** INSTRUCTIONS FOR THE TASK **
The expected output is the complete listing, unchanged.

** DATA UNDER STUDY **
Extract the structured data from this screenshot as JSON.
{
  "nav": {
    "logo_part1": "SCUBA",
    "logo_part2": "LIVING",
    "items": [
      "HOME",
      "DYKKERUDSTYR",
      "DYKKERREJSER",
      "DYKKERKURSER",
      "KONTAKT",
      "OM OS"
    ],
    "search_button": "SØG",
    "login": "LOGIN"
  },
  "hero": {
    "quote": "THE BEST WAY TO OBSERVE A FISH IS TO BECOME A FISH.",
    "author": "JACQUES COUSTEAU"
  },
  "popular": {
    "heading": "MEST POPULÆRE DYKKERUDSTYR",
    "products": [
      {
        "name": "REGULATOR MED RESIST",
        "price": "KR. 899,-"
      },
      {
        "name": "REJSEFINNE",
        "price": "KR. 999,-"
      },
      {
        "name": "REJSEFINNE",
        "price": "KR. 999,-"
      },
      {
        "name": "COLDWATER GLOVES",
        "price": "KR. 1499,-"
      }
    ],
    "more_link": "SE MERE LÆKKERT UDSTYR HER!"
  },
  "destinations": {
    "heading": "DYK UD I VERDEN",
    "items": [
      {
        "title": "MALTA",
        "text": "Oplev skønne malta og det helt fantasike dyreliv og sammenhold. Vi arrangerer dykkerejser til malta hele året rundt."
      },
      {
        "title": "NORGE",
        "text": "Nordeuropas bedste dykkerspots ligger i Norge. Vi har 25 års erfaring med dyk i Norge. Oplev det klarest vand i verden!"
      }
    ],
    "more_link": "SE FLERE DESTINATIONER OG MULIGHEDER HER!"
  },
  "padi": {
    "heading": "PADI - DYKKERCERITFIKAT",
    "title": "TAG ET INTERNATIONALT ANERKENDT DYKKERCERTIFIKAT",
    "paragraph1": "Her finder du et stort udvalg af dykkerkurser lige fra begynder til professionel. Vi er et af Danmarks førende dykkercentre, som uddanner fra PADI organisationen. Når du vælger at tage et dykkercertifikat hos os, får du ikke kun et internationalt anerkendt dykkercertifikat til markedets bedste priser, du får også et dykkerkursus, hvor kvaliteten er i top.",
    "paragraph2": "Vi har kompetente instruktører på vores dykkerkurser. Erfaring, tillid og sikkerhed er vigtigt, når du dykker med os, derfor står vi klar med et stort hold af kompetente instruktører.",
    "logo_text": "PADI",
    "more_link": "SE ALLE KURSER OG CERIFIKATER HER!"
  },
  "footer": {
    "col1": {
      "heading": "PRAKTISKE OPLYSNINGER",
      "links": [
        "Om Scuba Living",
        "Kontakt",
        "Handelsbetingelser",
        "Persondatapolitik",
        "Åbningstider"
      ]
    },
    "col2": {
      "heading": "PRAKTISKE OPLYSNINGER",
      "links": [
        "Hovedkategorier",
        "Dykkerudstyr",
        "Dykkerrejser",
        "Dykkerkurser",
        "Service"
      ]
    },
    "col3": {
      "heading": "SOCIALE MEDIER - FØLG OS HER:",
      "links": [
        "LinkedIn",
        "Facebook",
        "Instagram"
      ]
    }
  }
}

** ANSWER SPACE **
Extract the structured data from this screenshot as JSON.
{
  "nav": {
    "logo_part1": "SCUBA",
    "logo_part2": "LIVING",
    "items": [
      "HOME",
      "DYKKERUDSTYR",
      "DYKKERREJSER",
      "DYKKERKURSER",
      "KONTAKT",
      "OM OS"
    ],
    "search_button": "SØG",
    "login": "LOGIN"
  },
  "hero": {
    "quote": "THE BEST WAY TO OBSERVE A FISH IS TO BECOME A FISH.",
    "author": "JACQUES COUSTEAU"
  },
  "popular": {
    "heading": "MEST POPULÆRE DYKKERUDSTYR",
    "products": [
      {
        "name": "REGULATOR MED RESIST",
        "price": "KR. 899,-"
      },
      {
        "name": "REJSEFINNE",
        "price": "KR. 999,-"
      },
      {
        "name": "REJSEFINNE",
        "price": "KR. 999,-"
      },
      {
        "name": "COLDWATER GLOVES",
        "price": "KR. 1499,-"
      }
    ],
    "more_link": "SE MERE LÆKKERT UDSTYR HER!"
  },
  "destinations": {
    "heading": "DYK UD I VERDEN",
    "items": [
      {
        "title": "MALTA",
        "text": "Oplev skønne malta og det helt fantasike dyreliv og sammenhold. Vi arrangerer dykkerejser til malta hele året rundt."
      },
      {
        "title": "NORGE",
        "text": "Nordeuropas bedste dykkerspots ligger i Norge. Vi har 25 års erfaring med dyk i Norge. Oplev det klarest vand i verden!"
      }
    ],
    "more_link": "SE FLERE DESTINATIONER OG MULIGHEDER HER!"
  },
  "padi": {
    "heading": "PADI - DYKKERCERITFIKAT",
    "title": "TAG ET INTERNATIONALT ANERKENDT DYKKERCERTIFIKAT",
    "paragraph1": "Her finder du et stort udvalg af dykkerkurser lige fra begynder til professionel. Vi er et af Danmarks førende dykkercentre, som uddanner fra PADI organisationen. Når du vælger at tage et dykkercertifikat hos os, får du ikke kun et internationalt anerkendt dykkercertifikat til markedets bedste priser, du får også et dykkerkursus, hvor kvaliteten er i top.",
    "paragraph2": "Vi har kompetente instruktører på vores dykkerkurser. Erfaring, tillid og sikkerhed er vigtigt, når du dykker med os, derfor står vi klar med et stort hold af kompetente instruktører.",
    "logo_text": "PADI",
    "more_link": "SE ALLE KURSER OG CERIFIKATER HER!"
  },
  "footer": {
    "col1": {
      "heading": "PRAKTISKE OPLYSNINGER",
      "links": [
        "Om Scuba Living",
        "Kontakt",
        "Handelsbetingelser",
        "Persondatapolitik",
        "Åbningstider"
      ]
    },
    "col2": {
      "heading": "PRAKTISKE OPLYSNINGER",
      "links": [
        "Hovedkategorier",
        "Dykkerudstyr",
        "Dykkerrejser",
        "Dykkerkurser",
        "Service"
      ]
    },
    "col3": {
      "heading": "SOCIALE MEDIER - FØLG OS HER:",
      "links": [
        "LinkedIn",
        "Facebook",
        "Instagram"
      ]
    }
  }
}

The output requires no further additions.